When we talk about portables and tablets, ARM and its SoCs are still a hot topic. We should be seeing quad-core Cortex-A15 units towards the start of next year, which promise to offer 40 per cent greater performance over the current A9 generation on the same manufacturing process, whilst still offering the super battery-life we expect from ARM-based devices.
Typically, we imagine Intel-based devices to have a little more *umph* when it comes to performance and a little less when it comes to battery life. With Microsoft's Windows 8 offering up a tablet-friendly experience, now would be a great time for Intel to flex those x86 muscles, however, the firm, up until now, has still been troubled with battery life.

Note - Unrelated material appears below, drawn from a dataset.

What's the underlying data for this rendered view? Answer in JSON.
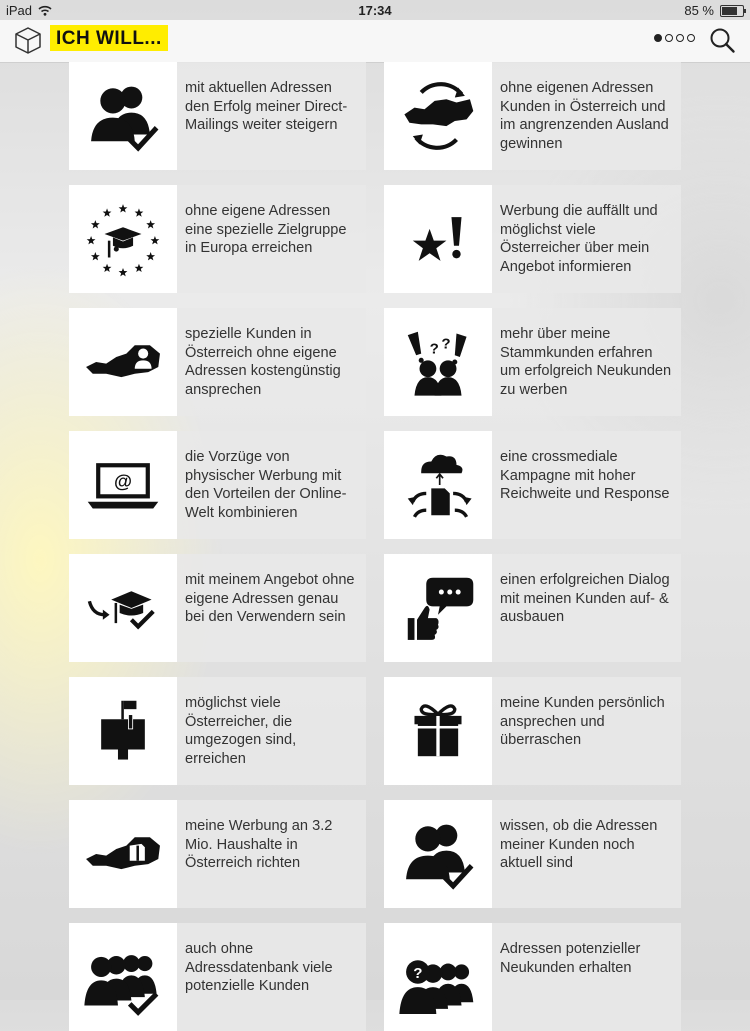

Intel plans to change all this, however, with its new Clover Trail Atom processor. One such SoC, the Z2760, will feature two of Intel's latest Atom 1.8GHz cores, paired with an SGX545 graphics core (often found alongside ARM IP, such as on the iPhone 5).
The Atom Z2760 is actually nothing special when it comes to performance. Based on an older 32nm manufacturing process, the chip sits around the comparative performance level of an old Core2 Duo 1.2GHz, which, in raw MIPS numbers falls below a typical 2.5GHz dual-core Cortex-A15. However, the Z2760 is x86 and this means that it can run full-fat Windows 8.
What's more, Intel has squeezed the power consumption of its entire platform down. The Z2760 will still gobble-up power under heavy usage, however has more power states, including an all-important optimised 'S0ix' state for WiFi and background tasks, which will allow the platform to take-on ARM power characteristics in standby. Likewise, the wake-up time of the device is now near-instant and consumes less power.
With all this in mind, Intel is claiming that its reference design is capable of offering 10 hours of full use, with standby times of up to 30 days. Support for NFC and 4G modems will be present, however the chip isn't yet capable of effectively driving 1080p displays and has no support for USB 3.0, which can instead be found on bulkier, power-hungry Core i alternatives.